AHRMA wraps up competition. Udo Gietl returns to Daytona by way of the BMW Motorrad International BoxerCup. DAYTONA BEACH, Fla. (March 4, 2003) - Udo Gietl's fame has grown in the 16 years since he was involved with racing at Daytona. Gietl, ...
AHRMA wraps up competition.
Udo Gietl returns to Daytona by way of the BMW Motorrad International BoxerCup.
DAYTONA BEACH, Fla. (March 4, 2003) - Udo Gietl's fame has grown in the 16 years since he was involved with racing at Daytona. Gietl, a 62-year-old native of Germany, who now makes Oxnard, Calif., his home, is perhaps the best-known team manager from the early days of AMA Superbike racing.
Gietl managed BMW's and later Honda's Superbike racing teams in the 1970s and 1980s. It was a Gietl-built BMW ridden by Steve McLaughlin that won the very first AMA Superbike Series race at Daytona in 1976.
Gietl's legend has grown along with the popularity of the series, in spite of the fact that Gietl last managed a Superbike racing team in 1987. He is back at the Speedway this March leading the technical staff of the BMW Motorrad International BoxerCup - an international racing series competing in the United States for the first time.
"For the last four years I've been campaigning a racing sailboat," Gietl said. "I guess BMW felt I needed to come out retirement and get back into motorcycle racing. I'll be involved in the entire series."
Superbike fans best remember Gietl for his days of taking BMW R90S touring bikes and converting them into the state-of-the-art AMA Superbike of the mid-1970s. It seemed that everything that Gietl touched turned to gold.

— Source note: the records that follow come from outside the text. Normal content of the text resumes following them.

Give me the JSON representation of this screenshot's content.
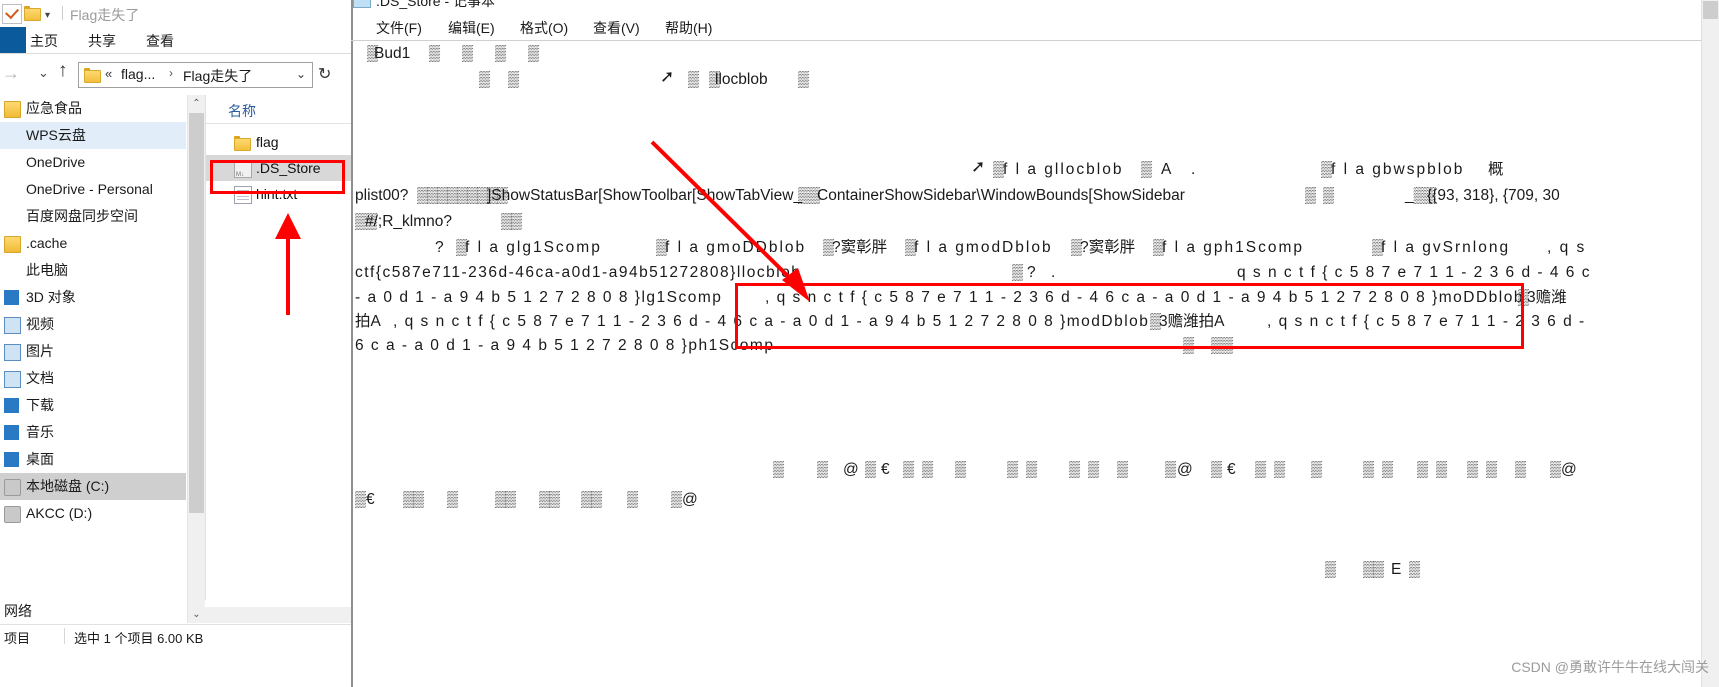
{
  "explorer": {
    "title": "Flag走失了",
    "quick_access": {
      "check_icon": "checkmark-icon",
      "folder_icon": "folder-icon",
      "dropdown_caret": "▾"
    },
    "ribbon_tabs": [
      {
        "label": "主页"
      },
      {
        "label": "共享"
      },
      {
        "label": "查看"
      }
    ],
    "address": {
      "forward_icon": "→",
      "recent_icon": "⌄",
      "up_icon": "↑",
      "folder_icon": "folder-icon",
      "chevron": "«",
      "crumb1": "flag...",
      "separator": "›",
      "crumb2": "Flag走失了",
      "dropdown": "⌄",
      "refresh": "↻"
    },
    "nav_items": [
      {
        "label": "应急食品",
        "icon": "folder-icon",
        "state": "normal"
      },
      {
        "label": "WPS云盘",
        "icon": "none",
        "state": "selected"
      },
      {
        "label": "OneDrive",
        "icon": "none",
        "state": "normal"
      },
      {
        "label": "OneDrive - Personal",
        "icon": "none",
        "state": "normal"
      },
      {
        "label": "百度网盘同步空间",
        "icon": "none",
        "state": "normal"
      },
      {
        "label": ".cache",
        "icon": "folder-icon",
        "state": "normal"
      },
      {
        "label": "此电脑",
        "icon": "none",
        "state": "normal"
      },
      {
        "label": "3D 对象",
        "icon": "blue-icon",
        "state": "normal"
      },
      {
        "label": "视频",
        "icon": "box-icon",
        "state": "normal"
      },
      {
        "label": "图片",
        "icon": "box-icon",
        "state": "normal"
      },
      {
        "label": "文档",
        "icon": "box-icon",
        "state": "normal"
      },
      {
        "label": "下载",
        "icon": "blue-icon",
        "state": "normal"
      },
      {
        "label": "音乐",
        "icon": "blue-icon",
        "state": "normal"
      },
      {
        "label": "桌面",
        "icon": "blue-icon",
        "state": "normal"
      },
      {
        "label": "本地磁盘 (C:)",
        "icon": "disk-icon",
        "state": "selected2"
      },
      {
        "label": "AKCC (D:)",
        "icon": "disk-icon",
        "state": "normal"
      }
    ],
    "network_label": "网络",
    "column_header": "名称",
    "files": [
      {
        "name": "flag",
        "icon": "folder-icon",
        "selected": false
      },
      {
        "name": ".DS_Store",
        "icon": "ds-file-icon",
        "selected": true
      },
      {
        "name": "hint.txt",
        "icon": "text-file-icon",
        "selected": false
      }
    ],
    "status": {
      "count": "项目",
      "selection": "选中 1 个项目  6.00 KB"
    },
    "scroll": {
      "up": "⌃",
      "down": "⌄"
    }
  },
  "notepad": {
    "title": ".DS_Store - 记事本",
    "menus": [
      {
        "label": "文件(F)"
      },
      {
        "label": "编辑(E)"
      },
      {
        "label": "格式(O)"
      },
      {
        "label": "查看(V)"
      },
      {
        "label": "帮助(H)"
      }
    ],
    "lines": {
      "l1": "Bud1",
      "l1b": "",
      "l2": "",
      "l2_right": "llocblob",
      "l3_right1": "f l a gllocblob",
      "l3_right2": "A",
      "l3_right3": ".",
      "l3_right4": "f l a gbwspblob",
      "l3_right5": "概",
      "l4": "plist00?",
      "l4b": "]ShowStatusBar[ShowToolbar[ShowTabView_",
      "l4c": "ContainerShowSidebar\\WindowBounds[ShowSidebar",
      "l4d": "{{93, 318}, {709, 30",
      "l5": "#/;R_klmno?",
      "l6a": "?",
      "l6b": "f l a glg1Scomp",
      "l6c": "f l a gmoDDblob",
      "l6d": "?窦彰胖",
      "l6e": "f l a gmodDblob",
      "l6f": "?窦彰胖",
      "l6g": "f l a gph1Scomp",
      "l6h": "f l a gvSrnlong",
      "l6i": ", q s",
      "l7a": "ctf{c587e711-236d-46ca-a0d1-a94b51272808}llocblob",
      "l7b": "?",
      "l7c": ".",
      "l7d": "q s n c t f { c 5 8 7 e 7 1 1 - 2 3 6 d - 4 6 c",
      "l8a": "- a 0 d 1 - a 9 4 b 5 1 2 7 2 8 0 8 }lg1Scomp",
      "l8b": ", q s n c t f { c 5 8 7 e 7 1 1 - 2 3 6 d - 4 6 c a - a 0 d 1 - a 9 4 b 5 1 2 7 2 8 0 8 }moDDblob",
      "l8c": "3赡潍",
      "l9a": "拍A",
      "l9b": ", q s n c t f { c 5 8 7 e 7 1 1 - 2 3 6 d - 4 6 c a - a 0 d 1 - a 9 4 b 5 1 2 7 2 8 0 8 }modDblob",
      "l9c": "3赡潍拍A",
      "l9d": ", q s n c t f { c 5 8 7 e 7 1 1 - 2 3 6 d -",
      "l10a": "6 c a - a 0 d 1 - a 9 4 b 5 1 2 7 2 8 0 8 }ph1Scomp"
    },
    "flag_value": "qsnctf{c587e711-236d-46ca-a0d1-a94b51272808}"
  },
  "annotations": {
    "red_box_file": "highlight-ds-store-file",
    "red_box_flag": "highlight-flag-text",
    "arrow_up": "arrow-pointing-to-ds-store",
    "arrow_diagonal": "arrow-pointing-to-flag-text"
  },
  "watermark": "CSDN @勇敢许牛牛在线大闯关"
}
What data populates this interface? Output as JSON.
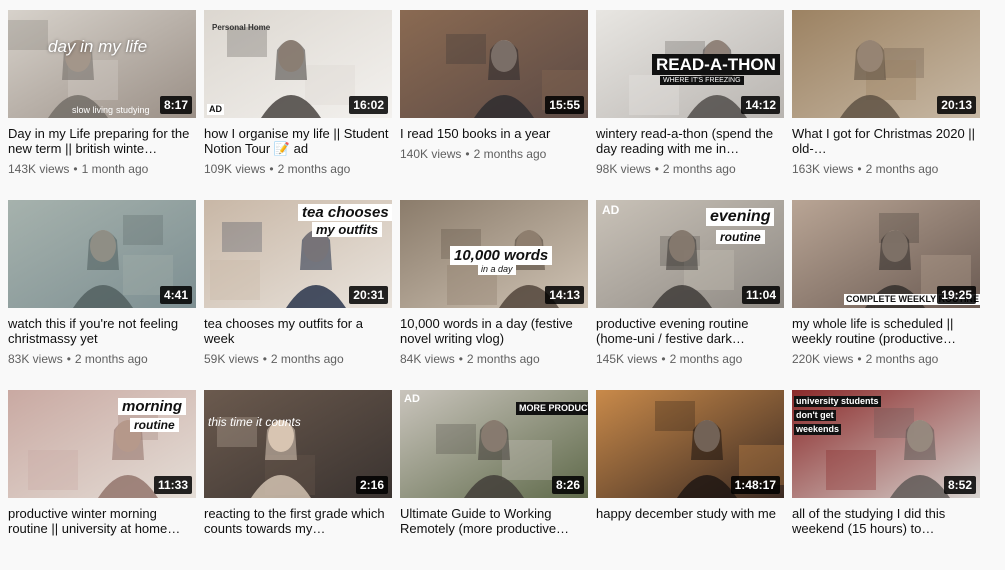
{
  "videos": [
    {
      "title": "Day in my Life preparing for the new term || british winte…",
      "views": "143K views",
      "age": "1 month ago",
      "duration": "8:17",
      "overlays": [
        "day in my life",
        "slow living",
        "studying"
      ],
      "palette": [
        "#9a8f86",
        "#d7d2cb",
        "#6f6a64"
      ]
    },
    {
      "title": "how I organise my life || Student Notion Tour 📝 ad",
      "views": "109K views",
      "age": "2 months ago",
      "duration": "16:02",
      "overlays": [
        "Personal Home",
        "AD"
      ],
      "palette": [
        "#f3f1ee",
        "#dcd7d0",
        "#3e3a36"
      ]
    },
    {
      "title": "I read 150 books in a year",
      "views": "140K views",
      "age": "2 months ago",
      "duration": "15:55",
      "overlays": [],
      "palette": [
        "#5c4a45",
        "#8a6a52",
        "#2c2a2e"
      ]
    },
    {
      "title": "wintery read-a-thon (spend the day reading with me in…",
      "views": "98K views",
      "age": "2 months ago",
      "duration": "14:12",
      "overlays": [
        "READ-A-THON",
        "WHERE IT'S FREEZING"
      ],
      "palette": [
        "#b8b4b0",
        "#e8e6e2",
        "#4a4644"
      ]
    },
    {
      "title": "What I got for Christmas 2020 || old-…",
      "views": "163K views",
      "age": "2 months ago",
      "duration": "20:13",
      "overlays": [],
      "palette": [
        "#c7b8a4",
        "#9c8262",
        "#5a4d40"
      ]
    },
    {
      "title": "watch this if you're not feeling christmassy yet",
      "views": "83K views",
      "age": "2 months ago",
      "duration": "4:41",
      "overlays": [],
      "palette": [
        "#7d8f92",
        "#a6b2ad",
        "#4f5d5c"
      ]
    },
    {
      "title": "tea chooses my outfits for a week",
      "views": "59K views",
      "age": "2 months ago",
      "duration": "20:31",
      "overlays": [
        "tea chooses",
        "my outfits"
      ],
      "palette": [
        "#e9e3dc",
        "#c8b7a6",
        "#1e2a44"
      ]
    },
    {
      "title": "10,000 words in a day (festive novel writing vlog)",
      "views": "84K views",
      "age": "2 months ago",
      "duration": "14:13",
      "overlays": [
        "10,000 words",
        "in a day"
      ],
      "palette": [
        "#cfc3b4",
        "#8b7c6b",
        "#4b3f35"
      ]
    },
    {
      "title": "productive evening routine (home-uni / festive dark…",
      "views": "145K views",
      "age": "2 months ago",
      "duration": "11:04",
      "overlays": [
        "AD",
        "evening",
        "routine"
      ],
      "palette": [
        "#8f8a84",
        "#c9c2b8",
        "#3a3633"
      ]
    },
    {
      "title": "my whole life is scheduled || weekly routine (productive…",
      "views": "220K views",
      "age": "2 months ago",
      "duration": "19:25",
      "overlays": [
        "COMPLETE WEEKLY ROUTINE"
      ],
      "palette": [
        "#6a5a52",
        "#b9a595",
        "#2e2a28"
      ]
    },
    {
      "title": "productive winter morning routine || university at home…",
      "views": "",
      "age": "",
      "duration": "11:33",
      "overlays": [
        "morning",
        "routine"
      ],
      "palette": [
        "#e4ddd6",
        "#c9a9a2",
        "#8f6f66"
      ]
    },
    {
      "title": "reacting to the first grade which counts towards my…",
      "views": "",
      "age": "",
      "duration": "2:16",
      "overlays": [
        "this time it counts"
      ],
      "palette": [
        "#3a3330",
        "#6b5a4e",
        "#d9c9b8"
      ]
    },
    {
      "title": "Ultimate Guide to Working Remotely (more productive…",
      "views": "",
      "age": "",
      "duration": "8:26",
      "overlays": [
        "AD",
        "MORE PRODUCTIVE?"
      ],
      "palette": [
        "#5f6a4a",
        "#c9c4bc",
        "#3f3a36"
      ]
    },
    {
      "title": "happy december study with me",
      "views": "",
      "age": "",
      "duration": "1:48:17",
      "overlays": [],
      "palette": [
        "#3b2a22",
        "#c98a4a",
        "#1c1411"
      ]
    },
    {
      "title": "all of the studying I did this weekend (15 hours) to…",
      "views": "",
      "age": "",
      "duration": "8:52",
      "overlays": [
        "university students",
        "don't get",
        "weekends"
      ],
      "palette": [
        "#d7d3cf",
        "#8a2a2a",
        "#5a5552"
      ]
    }
  ]
}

After BMW left the AMA Superbike Series, Honda hired him to head up its new team and it promptly became the dominant team in the championship. After he left motorcycle racing he spent nine years in auto racing before turning his attention to boats. A 56-foot sailboat Gietl spent three years building is the one to beat in Southern California waters.
Gietl's 1970s era BMW Superbikes where way ahead of their time. Only today are the production models meeting the performance his bikes obtain nearly 30 years ago.
"It's funny," Gietl smiles. "I'm seeing many things that we were doing then on the bikes of today. I ran the dyno the last couple of weeks even those numbers were the same. It's feels like déjà vu."
The growth of AMA Superbike racing comes as no surprise to Gietl.
"We knew sooner or later, even back then, that Superbike would become the premier event," Gietl claims. "A lot of people do not realize the influences of the Frances. They helped build up Superbikes because they felt it was so close to NASCAR style racing."
Gietl now comes full circle in his association with the BMW BoxerCup.
"I'm back with BMW and it's something near and dear to my heart," Gietl says. "Working with these Boxer Twins is something I've always enjoyed. I have found memories of the early Superbike days so it's nice to get back to this."
The BMW Motorrad International BoxerCup will compete on Sunday at 11:30 a.m.
AHRMA Wraps Up: American Historic Racing Motorcycle Association completed its two-day event.
In one of the feature events on Tuesday, three-time AMA Grand National champion Jay Springsteen, riding a 1972 Harley-Davidson, captured the Formula Vintage. Springsteen battled with 1967 Daytona 200 winner Gary Nixon for most of the race before Nixon's 1970 Honda had some electrical problems.
"It got a bunch of water in there (carbs)," Nixon said. "We had a good race going there and then (my bike) went off on three and then two (cylinders). It was still a bunch of fun."
Next up: On tap for Wednesday at the Speedway is practice sessions for Supersport, Superstock, MBNA Grand Prix, BMW BoxerCup and Superbike (Daytona 200).
Tickets for any of the upcoming events at the Speedway are available online at www.daytonainternationalspeedway.com or by calling the Speedway ticket office at (386) 253-7223.